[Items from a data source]
----
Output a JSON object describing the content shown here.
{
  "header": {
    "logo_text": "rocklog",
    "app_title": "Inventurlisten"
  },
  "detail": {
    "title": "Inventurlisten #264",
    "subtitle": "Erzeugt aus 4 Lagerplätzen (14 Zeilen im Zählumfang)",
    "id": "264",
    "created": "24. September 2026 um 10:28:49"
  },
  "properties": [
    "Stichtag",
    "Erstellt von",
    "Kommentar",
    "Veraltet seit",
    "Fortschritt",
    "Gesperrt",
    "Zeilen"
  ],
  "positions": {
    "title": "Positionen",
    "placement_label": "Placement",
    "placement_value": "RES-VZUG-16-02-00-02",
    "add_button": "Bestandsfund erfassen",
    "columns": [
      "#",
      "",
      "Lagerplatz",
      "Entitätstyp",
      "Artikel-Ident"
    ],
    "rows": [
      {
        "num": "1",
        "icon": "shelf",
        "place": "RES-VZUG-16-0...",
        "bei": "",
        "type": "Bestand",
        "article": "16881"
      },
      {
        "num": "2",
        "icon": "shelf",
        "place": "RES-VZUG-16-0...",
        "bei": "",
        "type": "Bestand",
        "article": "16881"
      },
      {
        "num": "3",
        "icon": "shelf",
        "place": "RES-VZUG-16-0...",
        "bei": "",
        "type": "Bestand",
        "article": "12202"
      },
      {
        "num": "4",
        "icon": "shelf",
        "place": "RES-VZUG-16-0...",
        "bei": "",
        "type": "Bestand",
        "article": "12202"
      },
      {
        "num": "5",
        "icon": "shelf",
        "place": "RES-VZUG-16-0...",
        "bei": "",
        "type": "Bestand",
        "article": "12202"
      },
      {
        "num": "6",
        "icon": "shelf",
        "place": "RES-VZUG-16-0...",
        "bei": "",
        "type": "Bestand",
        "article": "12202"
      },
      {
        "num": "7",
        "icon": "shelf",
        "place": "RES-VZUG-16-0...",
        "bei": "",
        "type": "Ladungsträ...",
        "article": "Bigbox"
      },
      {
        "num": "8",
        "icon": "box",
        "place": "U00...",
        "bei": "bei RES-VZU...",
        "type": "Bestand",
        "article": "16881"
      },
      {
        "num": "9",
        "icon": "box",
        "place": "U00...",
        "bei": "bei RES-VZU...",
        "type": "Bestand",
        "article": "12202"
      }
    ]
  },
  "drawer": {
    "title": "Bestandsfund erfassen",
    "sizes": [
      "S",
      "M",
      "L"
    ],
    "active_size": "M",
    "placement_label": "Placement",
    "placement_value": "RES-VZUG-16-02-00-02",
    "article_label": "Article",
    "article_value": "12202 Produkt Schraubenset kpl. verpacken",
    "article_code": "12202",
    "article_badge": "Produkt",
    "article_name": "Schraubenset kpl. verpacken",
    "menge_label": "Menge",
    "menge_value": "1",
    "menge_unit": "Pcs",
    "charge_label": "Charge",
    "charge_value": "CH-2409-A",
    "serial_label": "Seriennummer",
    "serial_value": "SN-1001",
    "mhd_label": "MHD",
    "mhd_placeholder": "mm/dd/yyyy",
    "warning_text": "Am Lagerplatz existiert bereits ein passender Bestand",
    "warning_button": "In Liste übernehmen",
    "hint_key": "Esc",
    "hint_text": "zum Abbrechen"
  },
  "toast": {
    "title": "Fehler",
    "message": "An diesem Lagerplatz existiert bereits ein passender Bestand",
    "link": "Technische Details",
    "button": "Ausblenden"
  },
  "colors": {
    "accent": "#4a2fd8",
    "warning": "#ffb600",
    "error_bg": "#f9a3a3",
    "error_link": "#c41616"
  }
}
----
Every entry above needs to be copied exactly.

EXERCISE ANSWER –
Output a JSON object describing the content shown here.
{
  "header": {
    "logo_text": "rocklog",
    "app_title": "Inventurlisten"
  },
  "detail": {
    "title": "Inventurlisten #264",
    "subtitle": "Erzeugt aus 4 Lagerplätzen (14 Zeilen im Zählumfang)",
    "id": "264",
    "created": "24. September 2026 um 10:28:49"
  },
  "properties": [
    "Stichtag",
    "Erstellt von",
    "Kommentar",
    "Veraltet seit",
    "Fortschritt",
    "Gesperrt",
    "Zeilen"
  ],
  "positions": {
    "title": "Positionen",
    "placement_label": "Placement",
    "placement_value": "RES-VZUG-16-02-00-02",
    "add_button": "Bestandsfund erfassen",
    "columns": [
      "#",
      "",
      "Lagerplatz",
      "Entitätstyp",
      "Artikel-Ident"
    ],
    "rows": [
      {
        "num": "1",
        "icon": "shelf",
        "place": "RES-VZUG-16-0...",
        "bei": "",
        "type": "Bestand",
        "article": "16881"
      },
      {
        "num": "2",
        "icon": "shelf",
        "place": "RES-VZUG-16-0...",
        "bei": "",
        "type": "Bestand",
        "article": "16881"
      },
      {
        "num": "3",
        "icon": "shelf",
        "place": "RES-VZUG-16-0...",
        "bei": "",
        "type": "Bestand",
        "article": "12202"
      },
      {
        "num": "4",
        "icon": "shelf",
        "place": "RES-VZUG-16-0...",
        "bei": "",
        "type": "Bestand",
        "article": "12202"
      },
      {
        "num": "5",
        "icon": "shelf",
        "place": "RES-VZUG-16-0...",
        "bei": "",
        "type": "Bestand",
        "article": "12202"
      },
      {
        "num": "6",
        "icon": "shelf",
        "place": "RES-VZUG-16-0...",
        "bei": "",
        "type": "Bestand",
        "article": "12202"
      },
      {
        "num": "7",
        "icon": "shelf",
        "place": "RES-VZUG-16-0...",
        "bei": "",
        "type": "Ladungsträ...",
        "article": "Bigbox"
      },
      {
        "num": "8",
        "icon": "box",
        "place": "U00...",
        "bei": "bei RES-VZU...",
        "type": "Bestand",
        "article": "16881"
      },
      {
        "num": "9",
        "icon": "box",
        "place": "U00...",
        "bei": "bei RES-VZU...",
        "type": "Bestand",
        "article": "12202"
      }
    ]
  },
  "drawer": {
    "title": "Bestandsfund erfassen",
    "sizes": [
      "S",
      "M",
      "L"
    ],
    "active_size": "M",
    "placement_label": "Placement",
    "placement_value": "RES-VZUG-16-02-00-02",
    "article_label": "Article",
    "article_value": "12202 Produkt Schraubenset kpl. verpacken",
    "article_code": "12202",
    "article_badge": "Produkt",
    "article_name": "Schraubenset kpl. verpacken",
    "menge_label": "Menge",
    "menge_value": "1",
    "menge_unit": "Pcs",
    "charge_label": "Charge",
    "charge_value": "CH-2409-A",
    "serial_label": "Seriennummer",
    "serial_value": "SN-1001",
    "mhd_label": "MHD",
    "mhd_placeholder": "mm/dd/yyyy",
    "warning_text": "Am Lagerplatz existiert bereits ein passender Bestand",
    "warning_button": "In Liste übernehmen",
    "hint_key": "Esc",
    "hint_text": "zum Abbrechen"
  },
  "toast": {
    "title": "Fehler",
    "message": "An diesem Lagerplatz existiert bereits ein passender Bestand",
    "link": "Technische Details",
    "button": "Ausblenden"
  },
  "colors": {
    "accent": "#4a2fd8",
    "warning": "#ffb600",
    "error_bg": "#f9a3a3",
    "error_link": "#c41616"
  }
}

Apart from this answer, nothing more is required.